The Next Step in Tissue Culture

(October 20th, 2016) When 3D cell culture doesn't satisfy your expectations anymore, growing organoids could be a better option. In a new paper, scientists managed to fool stem cells into making lung alveoli look-alikes.

Remember when we used to believe that cultured cells would actually be of some use in drug discovery? Sadly, it didn't take long to realise that what works on single cells floating around aimlessly in a flask often fails to have the desired effect when applied to a fireman, a footballer or a train driver. The problem is that cells are very sensitive to their mechanical environment, altering their physiology depending on what is around them and what they are in contact with. Hence, the current interest in 3D cell culture.

But unless you are modelling a tumour, even 3D cell culture is still a long way from the steric complexity of real tissues. Take the lung, for instance. Research into the very common lung diseases, such as chronic obstructive pulmonary disease and asthma, are hampered by the inability to preserve the exquisite structure in cell culture.

There is, however, a half-way house between cultured and real organs: Organoids - a special kind of cell culture that mimics tissue structure. They rely on the convenient fact that when cells find a structure similar to the ones they expect to find in real tissue, they develop and differentiate almost like normal.

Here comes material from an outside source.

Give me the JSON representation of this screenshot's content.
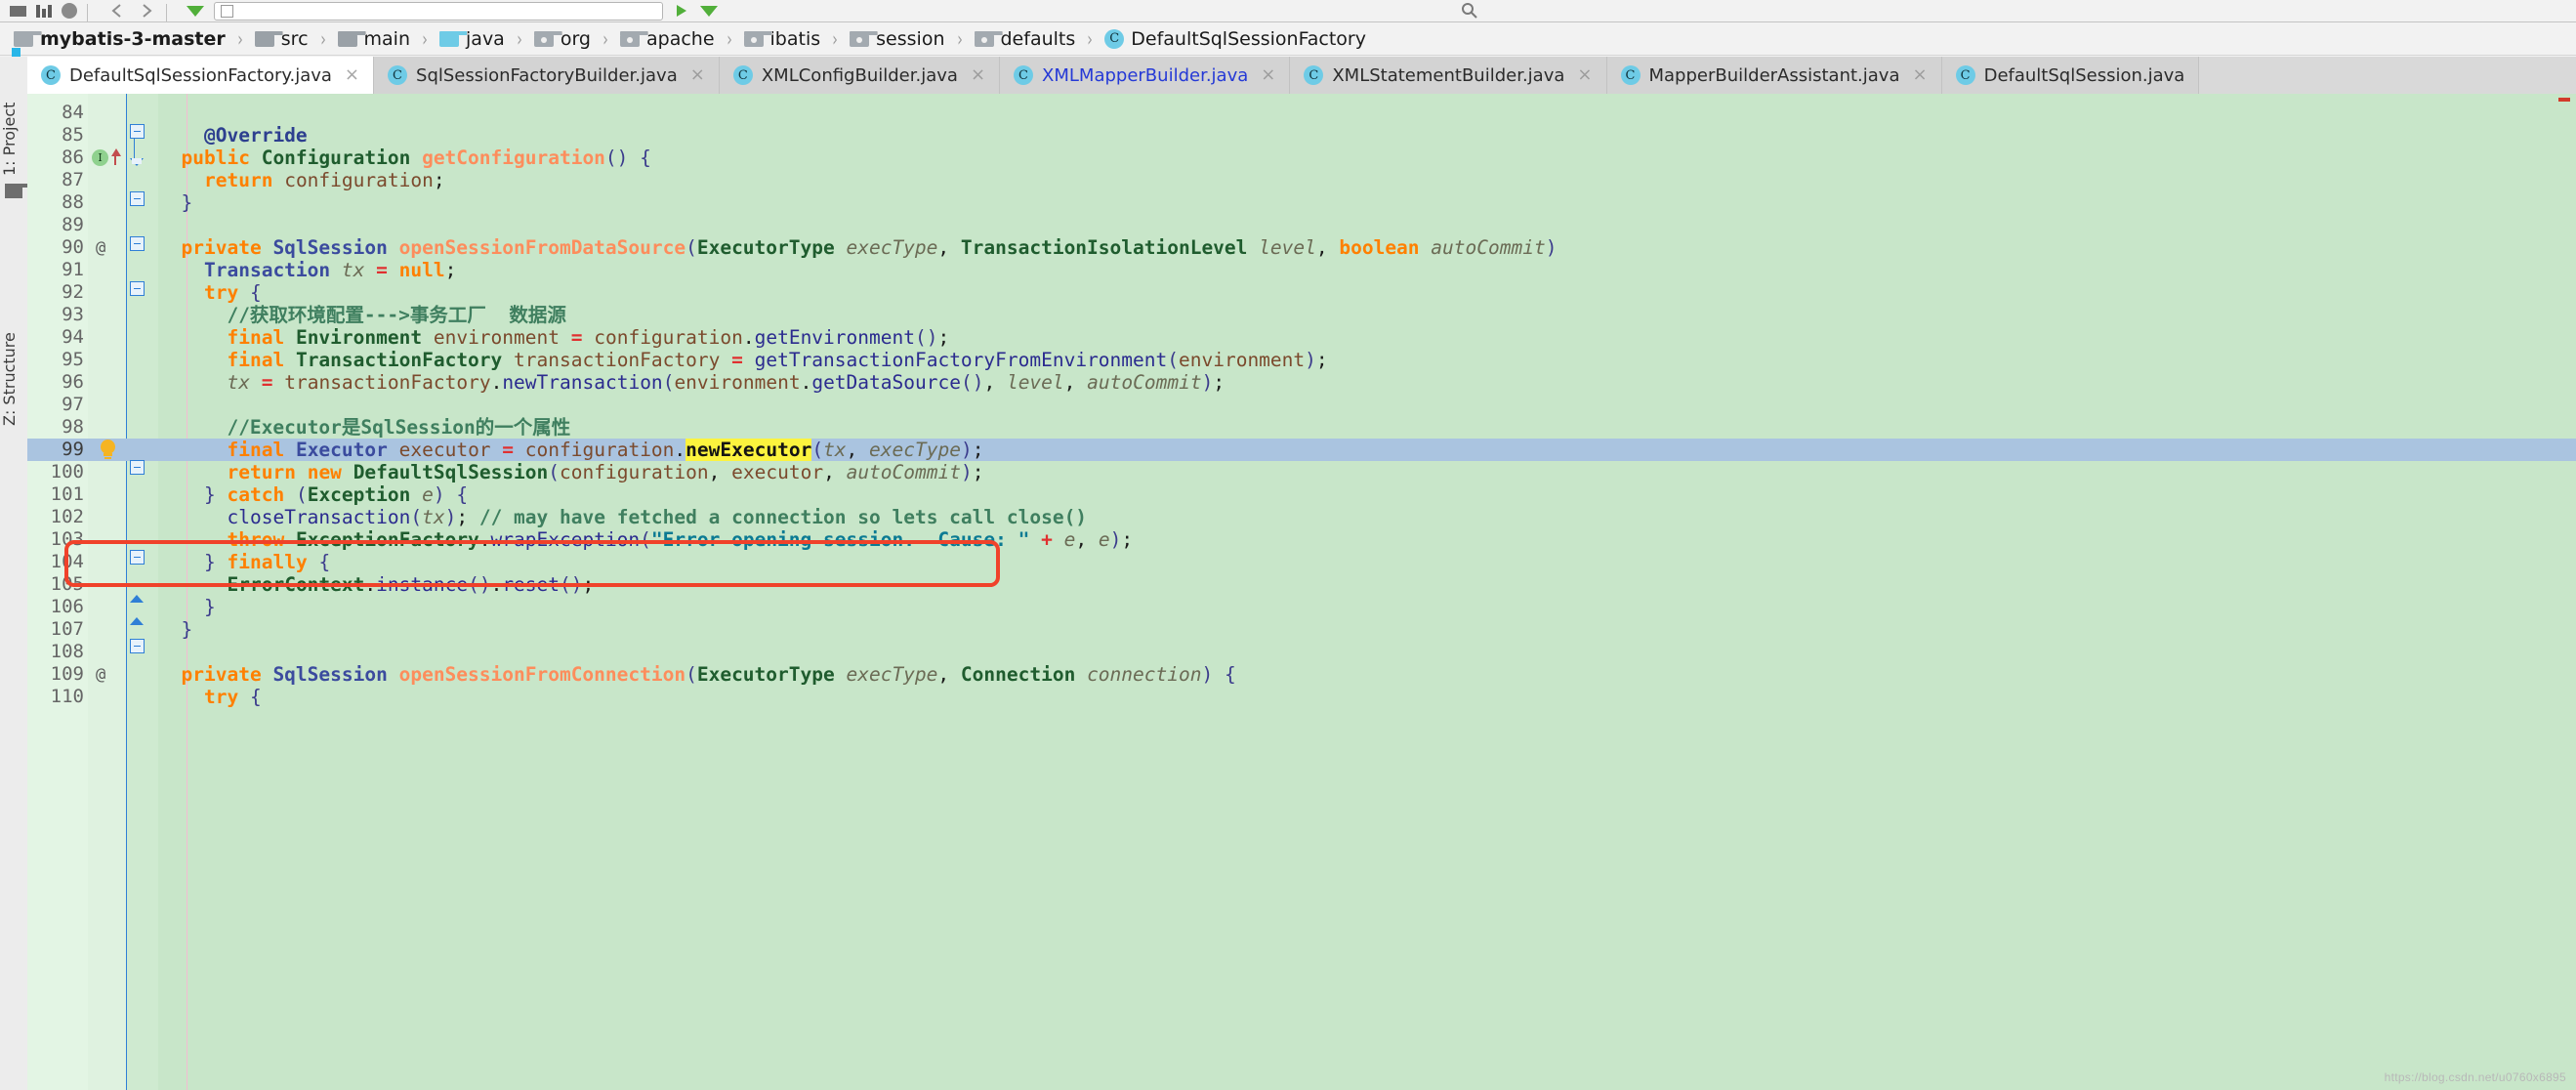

A recent paper from Brigitte Gomperts' group at UCLA illustrates this exquisitely. Bemoaning the slow pace of research into therapies targeting the lung, Gomperts' group has developed a way of making something that very much looks like, and even behaves like (if you screw your eyes up and don't look too closely), the alveoli of the lung.

The basic idea is to use alginate beads to play the part of alveolar sacs, and fool cells into growing around them. Gomperts had to get quite a lot right for the deception to work. First off, cells don't like to grow on alginate. So Gomperts coated them with an "adlayer" - a complex layering of different chemicals, in this case collagen and dopamine. Why dopamine? Next time you are at the seaside, look for a bed of mussels and see how much effort it takes to pull them off their substrate. The reason for this was found by Phillip Messersmith nearly ten years ago - the glue used by mussels is none other than DOPA, a precursor of dopamine, the neurotransmitter sadly lacking in Parkinson's Disease. This magic ingredient enables mussels to stick even onto PTFE, the lining on non-stick saucepans, leading Messersmith to call them "promiscuous foulers".

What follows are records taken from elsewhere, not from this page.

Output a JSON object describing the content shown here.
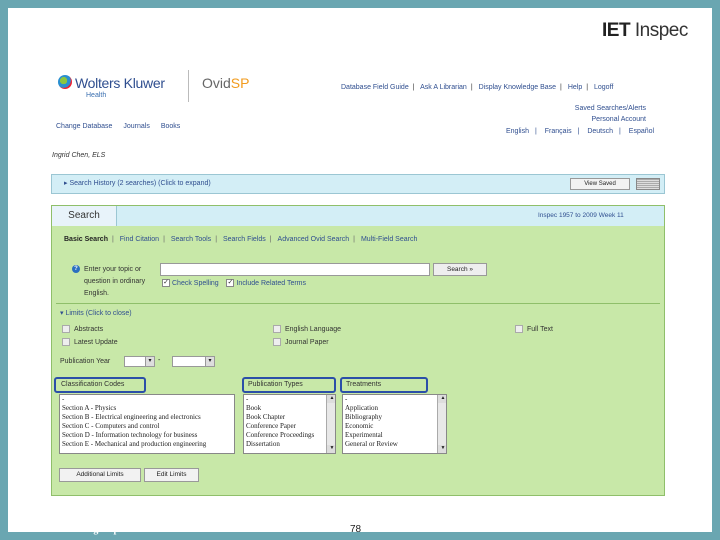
{
  "branding": {
    "iet_prefix": "IET",
    "iet_product": "Inspec",
    "wk_name": "Wolters Kluwer",
    "wk_sub": "Health",
    "ovid_prefix": "Ovid",
    "ovid_suffix": "SP"
  },
  "top_links": [
    "Database Field Guide",
    "Ask A Librarian",
    "Display Knowledge Base",
    "Help",
    "Logoff"
  ],
  "right_links": [
    "Saved Searches/Alerts",
    "Personal Account"
  ],
  "nav_links": [
    "Change Database",
    "Journals",
    "Books"
  ],
  "languages": [
    "English",
    "Français",
    "Deutsch",
    "Español"
  ],
  "user": "Ingrid Chen, ELS",
  "search_history": {
    "label": "Search History (2 searches) (Click to expand)",
    "view_saved": "View Saved"
  },
  "search_tab": "Search",
  "database": "Inspec 1957 to 2009 Week 11",
  "subtabs": [
    "Basic Search",
    "Find Citation",
    "Search Tools",
    "Search Fields",
    "Advanced Ovid Search",
    "Multi-Field Search"
  ],
  "basic": {
    "prompt": "Enter your topic or question in ordinary English.",
    "search_button": "Search »",
    "check_spelling": "Check Spelling",
    "include_related": "Include Related Terms"
  },
  "limits": {
    "header": "Limits (Click to close)",
    "abstracts": "Abstracts",
    "latest_update": "Latest Update",
    "english_language": "English Language",
    "journal_paper": "Journal Paper",
    "full_text": "Full Text",
    "publication_year": "Publication Year"
  },
  "lists": {
    "classification_label": "Classification Codes",
    "classification_items": [
      "-",
      "Section A - Physics",
      "Section B - Electrical engineering and electronics",
      "Section C - Computers and control",
      "Section D - Information technology for business",
      "Section E - Mechanical and production engineering"
    ],
    "pubtypes_label": "Publication Types",
    "pubtypes_items": [
      "-",
      "Book",
      "Book Chapter",
      "Conference Paper",
      "Conference Proceedings",
      "Dissertation"
    ],
    "treatments_label": "Treatments",
    "treatments_items": [
      "-",
      "Application",
      "Bibliography",
      "Economic",
      "Experimental",
      "General or Review"
    ]
  },
  "buttons": {
    "additional_limits": "Additional Limits",
    "edit_limits": "Edit Limits"
  },
  "footer": {
    "url": "www.theiet.org/inspec",
    "page": "78"
  }
}
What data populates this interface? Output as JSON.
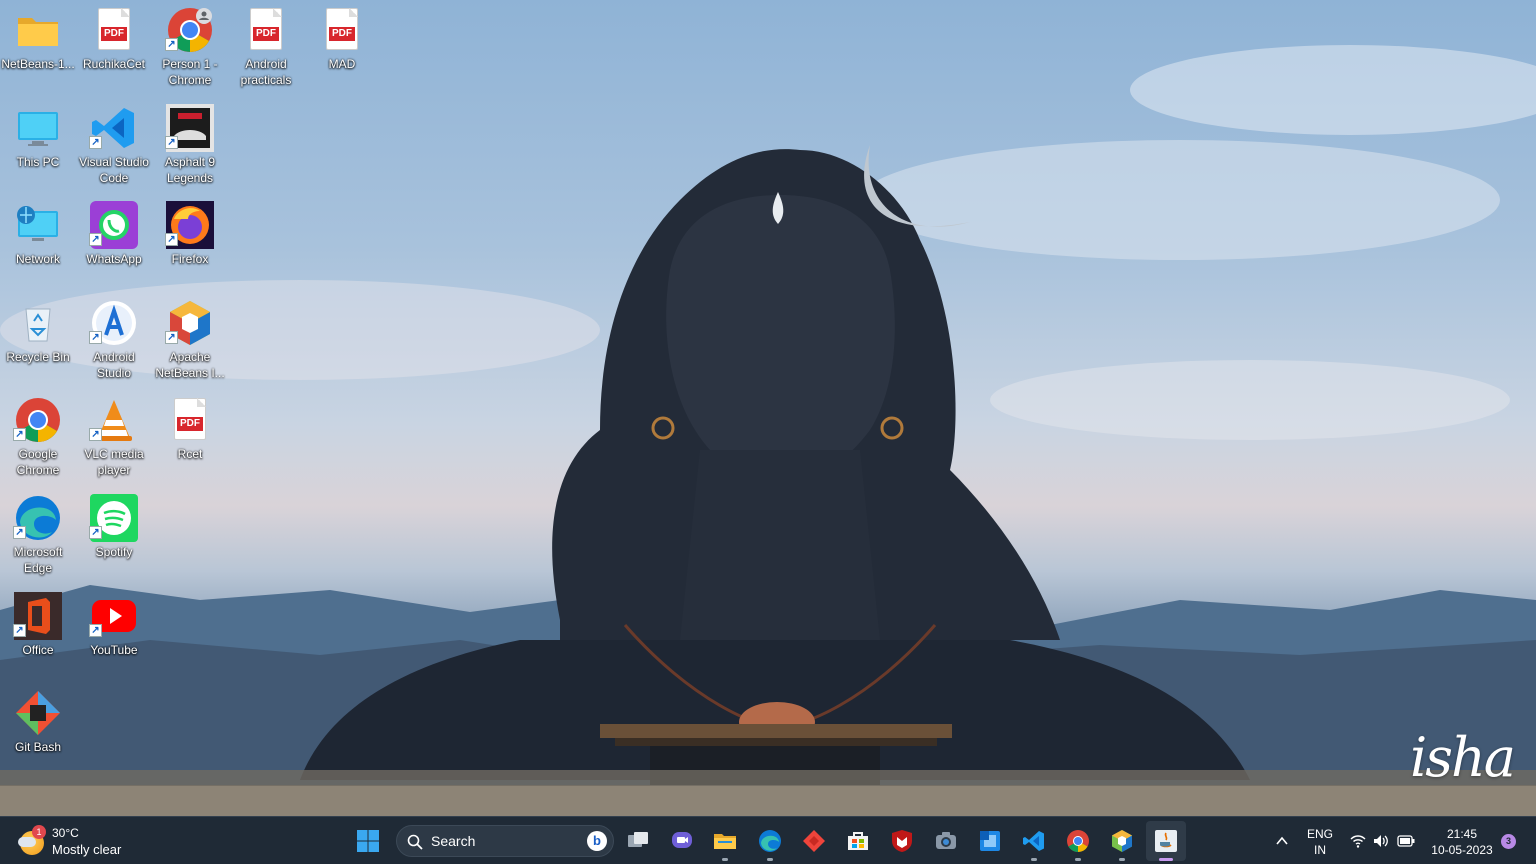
{
  "wallpaper": {
    "watermark": "isha"
  },
  "desktop_icons": [
    {
      "label": "NetBeans-1...",
      "icon": "folder-icon"
    },
    {
      "label": "RuchikaCet",
      "icon": "pdf-icon",
      "pdf_badge": "PDF"
    },
    {
      "label": "Person 1 - Chrome",
      "icon": "chrome-profile-icon"
    },
    {
      "label": "Android practicals",
      "icon": "pdf-icon",
      "pdf_badge": "PDF"
    },
    {
      "label": "MAD",
      "icon": "pdf-icon",
      "pdf_badge": "PDF"
    },
    {
      "label": "This PC",
      "icon": "monitor-icon"
    },
    {
      "label": "Visual Studio Code",
      "icon": "vscode-icon"
    },
    {
      "label": "Asphalt 9 Legends",
      "icon": "asphalt-icon"
    },
    {
      "label": "Network",
      "icon": "network-icon"
    },
    {
      "label": "WhatsApp",
      "icon": "whatsapp-icon"
    },
    {
      "label": "Firefox",
      "icon": "firefox-icon"
    },
    {
      "label": "Recycle Bin",
      "icon": "recycle-bin-icon"
    },
    {
      "label": "Android Studio",
      "icon": "android-studio-icon"
    },
    {
      "label": "Apache NetBeans I...",
      "icon": "netbeans-icon"
    },
    {
      "label": "Google Chrome",
      "icon": "chrome-icon"
    },
    {
      "label": "VLC media player",
      "icon": "vlc-icon"
    },
    {
      "label": "Rcet",
      "icon": "pdf-icon",
      "pdf_badge": "PDF"
    },
    {
      "label": "Microsoft Edge",
      "icon": "edge-icon"
    },
    {
      "label": "Spotify",
      "icon": "spotify-icon"
    },
    {
      "label": "Office",
      "icon": "office-icon"
    },
    {
      "label": "YouTube",
      "icon": "youtube-icon"
    },
    {
      "label": "Git Bash",
      "icon": "git-bash-icon"
    }
  ],
  "taskbar": {
    "weather": {
      "temp": "30°C",
      "condition": "Mostly clear",
      "badge": "1"
    },
    "search_label": "Search",
    "bing_glyph": "b",
    "apps": [
      {
        "name": "start",
        "icon": "windows-start-icon"
      },
      {
        "name": "task-view",
        "icon": "task-view-icon"
      },
      {
        "name": "teams-chat",
        "icon": "teams-icon"
      },
      {
        "name": "file-explorer",
        "icon": "folder-icon"
      },
      {
        "name": "edge",
        "icon": "edge-icon"
      },
      {
        "name": "anydesk",
        "icon": "diamond-app-icon"
      },
      {
        "name": "microsoft-store",
        "icon": "store-icon"
      },
      {
        "name": "mcafee",
        "icon": "mcafee-icon"
      },
      {
        "name": "camera",
        "icon": "camera-icon"
      },
      {
        "name": "widgets-app",
        "icon": "blue-app-icon"
      },
      {
        "name": "vscode",
        "icon": "vscode-icon"
      },
      {
        "name": "chrome",
        "icon": "chrome-icon"
      },
      {
        "name": "netbeans",
        "icon": "netbeans-icon"
      },
      {
        "name": "java",
        "icon": "java-icon"
      }
    ],
    "tray": {
      "lang_line1": "ENG",
      "lang_line2": "IN",
      "time": "21:45",
      "date": "10-05-2023",
      "notifications": "3"
    }
  }
}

Anyway, back to organoids. The collagen/dopamine layer proved enough to fool the cells into adhering to the alginate beads. To get the cells to stick, the beads and cells are incubated in a rotating bioreactor. Once the cells have stuck on, you can add other stem cells to build up the tissue. As cells and beads roll around like washing in a tumble drier, the beads and cells compact together to roughly reproduce the foam-like structure of lung alveolar tissue.

As proof of concept, Gomperts added some transforming growth factor-β1 (TGF-β1), known to play a key causative role in the development of idiopathic pulmonary fibrosis (IPF). The organoids then developed something very much like the scarring seen in IPF, and showed some of the molecular signatures of IPF, such as local patches of αSMA (indicating that myofibroblasts had been activated) and increased numbers of pAKT-positive cells. The organoids can be kept going for two weeks and can be scaled up. Just what you want to hear if you have high-throughput drug screening in mind.

Gomperts' technique is a bottom-up version of the artificial organ approaches using, for example, colonisation of decellularised tissue. It also complements the 3D tissue-printing approach, which we reviewed in a recent editorial here at Lab Times. It adds to the growing consensus that once you provide the right mechanical structure, it is surprisingly easy to get cells to fall into place and start behaving as if they were "at home".

Together, these approaches quite literally add another dimension to models of disease.

Steven Buckingham

Picture: Intestinal organoid grown from Lgr5+ stem cells (Meritxell Huch)

Last Changes: 11.14.2016